The Core 100 Program would like to thank Dr. Sarolta Takács, Dean of Humanities and Social Sciences, for once again launching this semester’s Core Lecture Series, as she did last Fall. This two-part lecture has been created for the Core 100 program, and will be a required assignment, but the Dean has graciously agreed to share her work with the College community. The PDFs that accompany the lectures are available to be sent electronically upon request to: email@example.com
Title of the Lecture: Ancient Rome and the U.S. – Part 1
View Video One.
The speech of Senator Bennet (D-CO) on Wednesday, Jan. 6, 2021 inspired this lecture. Overview of Roman history from the foundation in 753 BCE by Romulus down to the time of the Social War (91-87 BCE). Overview of the establishment of magistracies and how an ever-increasing empire brought not only wealth but also an ever-urgent need to address the ever widening gap of economic as well as social inequities.
Title of the Lecture: Ancient Rome and US – Part 2
View Video Two.
The second part looks at the rise of dictators in the Late Republic as a result of the failure to address the need for social and economic reforms. In the end, the Roman Republic gave way to the power of one man, Augustus, who styled himself the restorer of the Republic as he dismantled it. For the historian Tacitus (~56-~120 CE), the most devastating aspect in this process was the loss of freedom of speech and the need to please the one in power.
• Charles, Michael Β. “Remembering and Restoring the Republic: ‘Star Wars’ and Rome.” The Classical World, vol. 108, no. 2, 2015, pp. 281–298, http://www.jstor.org/stable/24699966.
• McCoy, Drew R. “An ‘Old-Fashioned’ Nationalism: Lincoln, Jefferson, and the Classical Tradition.” Journal of the Abraham Lincoln Association, vol. 23, no. 1, 2002, pp. 55– 67. JSTOR, http://www.jstor.org/stable/20149023.
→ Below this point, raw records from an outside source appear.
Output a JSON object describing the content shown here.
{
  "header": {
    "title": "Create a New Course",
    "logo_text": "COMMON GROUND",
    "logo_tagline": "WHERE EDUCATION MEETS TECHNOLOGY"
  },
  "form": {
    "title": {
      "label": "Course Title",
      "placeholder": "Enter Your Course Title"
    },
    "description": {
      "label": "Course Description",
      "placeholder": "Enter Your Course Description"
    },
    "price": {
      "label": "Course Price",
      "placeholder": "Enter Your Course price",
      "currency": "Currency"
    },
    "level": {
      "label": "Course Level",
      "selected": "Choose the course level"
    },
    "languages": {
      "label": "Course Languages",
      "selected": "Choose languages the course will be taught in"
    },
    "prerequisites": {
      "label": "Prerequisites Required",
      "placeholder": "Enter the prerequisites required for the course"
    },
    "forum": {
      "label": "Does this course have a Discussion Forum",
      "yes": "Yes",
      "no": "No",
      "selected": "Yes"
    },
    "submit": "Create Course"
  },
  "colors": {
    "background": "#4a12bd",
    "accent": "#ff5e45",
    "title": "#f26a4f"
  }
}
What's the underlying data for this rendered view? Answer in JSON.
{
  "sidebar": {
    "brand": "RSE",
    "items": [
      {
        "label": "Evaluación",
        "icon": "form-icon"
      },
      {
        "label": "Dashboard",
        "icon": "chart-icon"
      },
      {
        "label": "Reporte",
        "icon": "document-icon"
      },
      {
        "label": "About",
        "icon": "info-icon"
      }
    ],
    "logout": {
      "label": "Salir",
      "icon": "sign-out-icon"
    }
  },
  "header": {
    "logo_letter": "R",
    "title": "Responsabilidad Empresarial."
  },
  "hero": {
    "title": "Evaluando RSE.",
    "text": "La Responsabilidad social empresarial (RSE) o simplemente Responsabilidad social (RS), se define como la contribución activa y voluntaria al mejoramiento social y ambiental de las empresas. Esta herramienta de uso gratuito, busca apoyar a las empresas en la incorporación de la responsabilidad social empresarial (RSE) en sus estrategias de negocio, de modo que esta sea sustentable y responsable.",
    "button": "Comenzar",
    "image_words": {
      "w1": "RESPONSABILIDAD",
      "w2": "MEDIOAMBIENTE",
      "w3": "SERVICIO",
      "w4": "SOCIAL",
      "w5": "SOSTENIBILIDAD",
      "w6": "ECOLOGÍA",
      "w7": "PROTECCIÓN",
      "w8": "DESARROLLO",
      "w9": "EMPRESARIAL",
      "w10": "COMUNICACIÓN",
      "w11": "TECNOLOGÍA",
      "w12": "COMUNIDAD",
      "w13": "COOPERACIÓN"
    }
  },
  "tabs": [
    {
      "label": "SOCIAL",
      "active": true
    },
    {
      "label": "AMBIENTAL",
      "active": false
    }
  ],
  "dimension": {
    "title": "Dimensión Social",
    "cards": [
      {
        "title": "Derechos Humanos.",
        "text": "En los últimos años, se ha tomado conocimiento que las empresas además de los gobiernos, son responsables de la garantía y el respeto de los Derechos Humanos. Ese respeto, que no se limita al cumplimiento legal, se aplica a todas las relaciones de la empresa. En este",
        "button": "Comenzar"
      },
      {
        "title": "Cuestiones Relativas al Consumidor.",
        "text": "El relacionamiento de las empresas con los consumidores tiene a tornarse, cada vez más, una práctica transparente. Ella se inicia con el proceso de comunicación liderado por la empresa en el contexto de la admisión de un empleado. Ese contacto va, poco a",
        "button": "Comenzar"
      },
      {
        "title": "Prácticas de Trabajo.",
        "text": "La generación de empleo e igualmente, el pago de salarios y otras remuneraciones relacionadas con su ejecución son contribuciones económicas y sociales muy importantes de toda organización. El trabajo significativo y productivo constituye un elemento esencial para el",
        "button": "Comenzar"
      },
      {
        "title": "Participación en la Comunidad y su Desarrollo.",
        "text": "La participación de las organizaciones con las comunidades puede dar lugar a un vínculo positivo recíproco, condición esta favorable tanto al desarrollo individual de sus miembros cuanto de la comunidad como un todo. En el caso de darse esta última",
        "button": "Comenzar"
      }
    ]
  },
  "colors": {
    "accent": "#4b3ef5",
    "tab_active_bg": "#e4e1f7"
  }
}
• Levine, Robert S. “Road to Africa: Frederick Douglass’s Rome.” African American Review, vol. 34, no. 2, 2000, pp. 217–231. JSTOR, http://www.jstor.org/stable/2901250.
• Lessons in the Decline of Democracy
From the Ruined Roman Republic | History | Smithsonian Magazine
And for those who really want to delve into the subject matter:
Ricks, Thomas E., First Principles: What America’s Founders Learned from the Greeks and Romans and How That Shaped Our Country (Harper, 2020), a review of the book is online .
Dr. Sarolta Takács holds a BA in Classics from the University of California, Irvine, and an MA and PhD in History from the University of California, Los Angeles. As a graduate student, she was a recipient of the DAAD, a German Academic Exchange Service fellowship, that allowed her to do her PhD research at the University in Heidelberg and at the Free University in Berlin. While a professor at Harvard, she was a recipient of an Alexander von Humboldt Fellowship, sponsored by the Federal Republic of Germany, which allowed her to spend a research year at the University of Heidelberg.
Before coming to the College of Staten Island – CUNY, she taught at the University of Oregon, at the University of California, Los Angeles, Harvard University, and Rutgers University-New Brunswick. Dr. Takács held decanal positions at Harvard University, the Russell Sage College, and Rutgers University. At the latter institution, Dr. Takács served as the Director of the Modern Greek Studies Program and also was the Founding Dean of the School of Arts and Sciences Honors Program.
If you’re interested in the ancient Roman world, you can find some of her other lectures on YouTube and romanhistorytalks on Instagram.
By the Division of Academic Affairs